**THE TASK**
Where does the word "data" show up in the records? Copy every line that has it.

[Items from an interface collection]
______
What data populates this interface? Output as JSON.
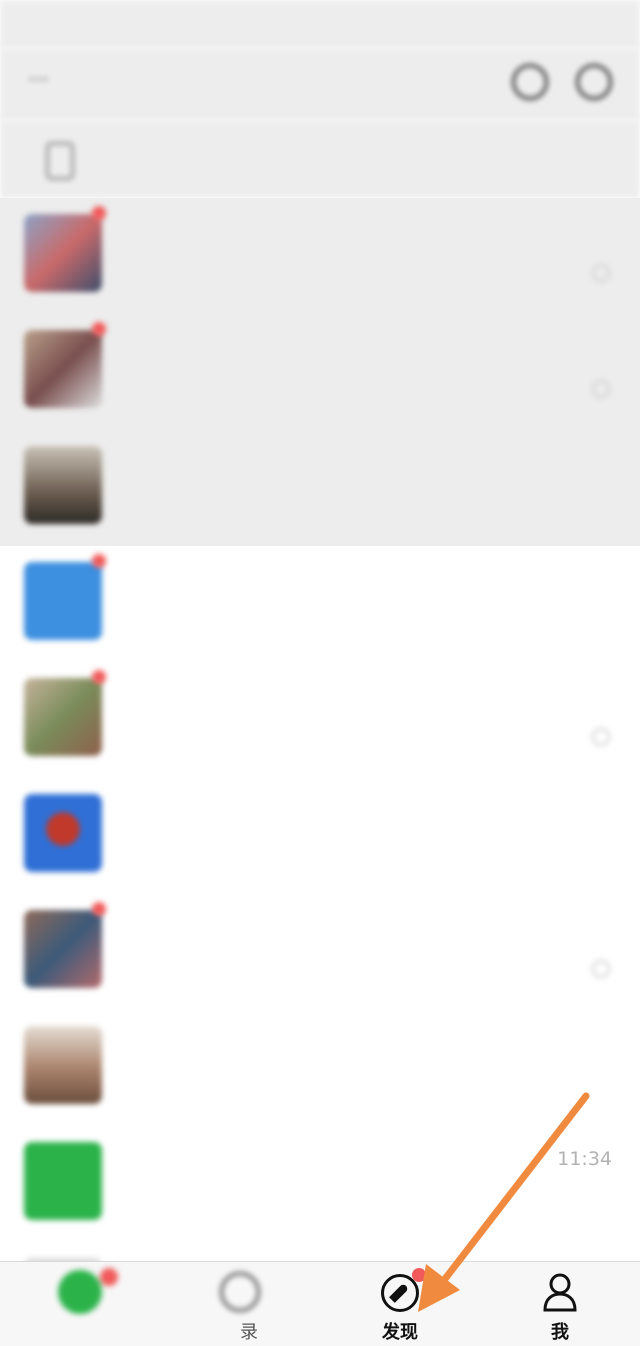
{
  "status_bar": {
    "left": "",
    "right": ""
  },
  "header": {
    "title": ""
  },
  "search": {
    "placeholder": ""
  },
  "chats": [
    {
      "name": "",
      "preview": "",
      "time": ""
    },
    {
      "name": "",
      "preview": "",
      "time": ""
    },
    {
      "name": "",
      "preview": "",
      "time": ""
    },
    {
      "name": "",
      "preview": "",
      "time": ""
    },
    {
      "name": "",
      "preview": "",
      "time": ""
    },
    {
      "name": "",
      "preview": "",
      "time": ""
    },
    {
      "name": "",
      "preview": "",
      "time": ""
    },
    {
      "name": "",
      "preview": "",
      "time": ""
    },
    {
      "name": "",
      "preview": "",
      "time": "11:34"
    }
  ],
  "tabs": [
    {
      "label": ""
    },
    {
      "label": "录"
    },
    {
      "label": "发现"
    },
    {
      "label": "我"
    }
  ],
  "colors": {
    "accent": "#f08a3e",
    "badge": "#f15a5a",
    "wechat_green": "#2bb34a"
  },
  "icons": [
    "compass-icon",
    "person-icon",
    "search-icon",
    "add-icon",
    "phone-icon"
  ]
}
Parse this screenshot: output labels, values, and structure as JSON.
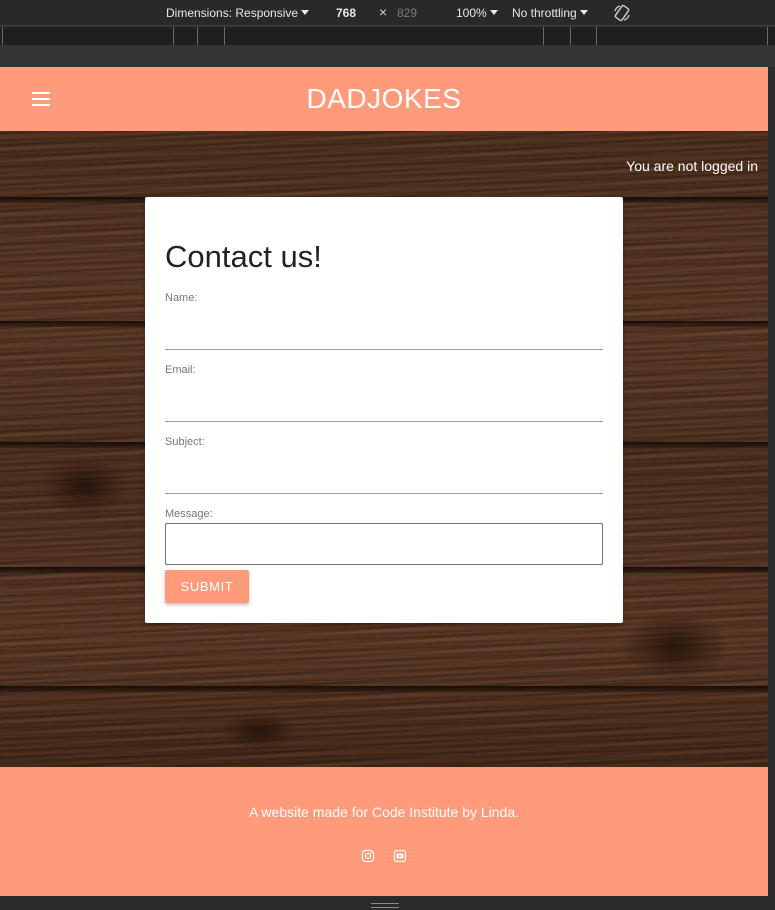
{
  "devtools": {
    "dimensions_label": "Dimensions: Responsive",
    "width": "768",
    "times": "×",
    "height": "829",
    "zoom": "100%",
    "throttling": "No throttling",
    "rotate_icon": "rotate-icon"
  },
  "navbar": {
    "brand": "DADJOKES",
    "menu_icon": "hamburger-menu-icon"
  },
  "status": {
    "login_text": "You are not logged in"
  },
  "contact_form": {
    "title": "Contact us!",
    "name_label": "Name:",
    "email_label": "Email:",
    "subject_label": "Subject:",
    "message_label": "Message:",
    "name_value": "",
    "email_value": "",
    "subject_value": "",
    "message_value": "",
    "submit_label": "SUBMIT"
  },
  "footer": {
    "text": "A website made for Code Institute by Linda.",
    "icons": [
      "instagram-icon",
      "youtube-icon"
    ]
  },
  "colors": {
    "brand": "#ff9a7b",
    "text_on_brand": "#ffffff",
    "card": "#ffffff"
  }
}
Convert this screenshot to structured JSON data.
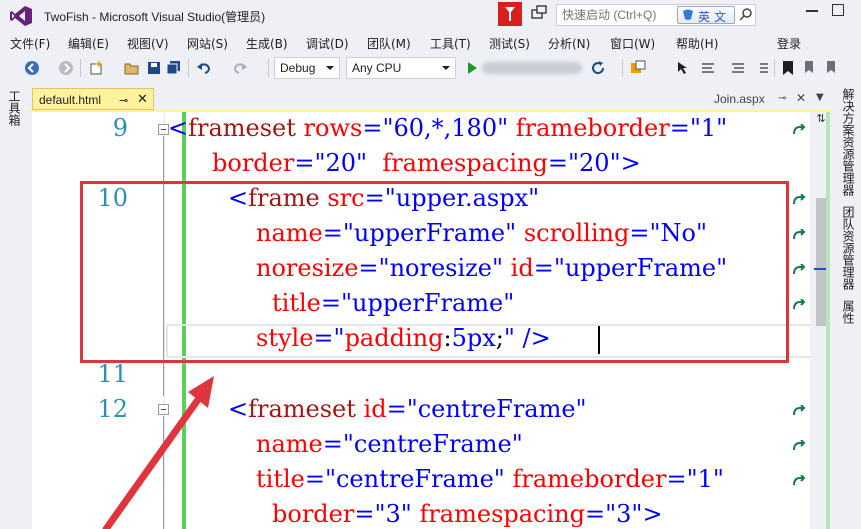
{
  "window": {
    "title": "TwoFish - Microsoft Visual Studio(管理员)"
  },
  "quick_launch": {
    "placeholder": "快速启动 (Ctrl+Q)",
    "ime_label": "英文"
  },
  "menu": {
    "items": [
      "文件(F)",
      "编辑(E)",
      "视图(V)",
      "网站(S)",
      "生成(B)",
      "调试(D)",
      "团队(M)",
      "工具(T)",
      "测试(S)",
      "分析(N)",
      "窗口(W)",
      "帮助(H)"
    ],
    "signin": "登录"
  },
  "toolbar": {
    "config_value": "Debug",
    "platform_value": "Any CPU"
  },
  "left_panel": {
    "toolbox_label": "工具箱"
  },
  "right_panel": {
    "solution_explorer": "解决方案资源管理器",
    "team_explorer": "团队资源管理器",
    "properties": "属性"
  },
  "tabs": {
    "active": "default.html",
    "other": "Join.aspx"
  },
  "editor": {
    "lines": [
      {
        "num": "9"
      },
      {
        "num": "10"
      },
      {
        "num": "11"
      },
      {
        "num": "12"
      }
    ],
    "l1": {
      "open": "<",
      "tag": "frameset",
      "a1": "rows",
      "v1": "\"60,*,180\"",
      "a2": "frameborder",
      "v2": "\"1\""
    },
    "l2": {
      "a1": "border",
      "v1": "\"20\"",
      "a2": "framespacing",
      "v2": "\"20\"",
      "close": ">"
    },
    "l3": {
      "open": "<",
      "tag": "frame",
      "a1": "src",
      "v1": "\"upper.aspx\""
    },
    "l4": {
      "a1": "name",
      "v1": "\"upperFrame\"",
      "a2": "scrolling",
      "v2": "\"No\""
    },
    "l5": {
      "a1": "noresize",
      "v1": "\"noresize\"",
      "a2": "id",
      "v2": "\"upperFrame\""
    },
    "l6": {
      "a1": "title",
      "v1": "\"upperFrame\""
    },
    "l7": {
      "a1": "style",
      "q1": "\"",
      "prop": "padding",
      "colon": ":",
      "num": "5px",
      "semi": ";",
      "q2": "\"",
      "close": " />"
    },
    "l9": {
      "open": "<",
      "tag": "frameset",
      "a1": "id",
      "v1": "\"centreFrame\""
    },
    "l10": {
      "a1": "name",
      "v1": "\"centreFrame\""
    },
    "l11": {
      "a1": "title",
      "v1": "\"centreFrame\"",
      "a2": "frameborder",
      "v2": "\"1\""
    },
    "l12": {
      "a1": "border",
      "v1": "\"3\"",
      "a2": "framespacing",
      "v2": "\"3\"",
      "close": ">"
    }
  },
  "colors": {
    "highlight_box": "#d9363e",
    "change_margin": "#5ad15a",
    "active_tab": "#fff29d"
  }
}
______
**SOLVED PROBLEM**
What data populates this interface? Output as JSON.
Convert this screenshot to structured JSON data.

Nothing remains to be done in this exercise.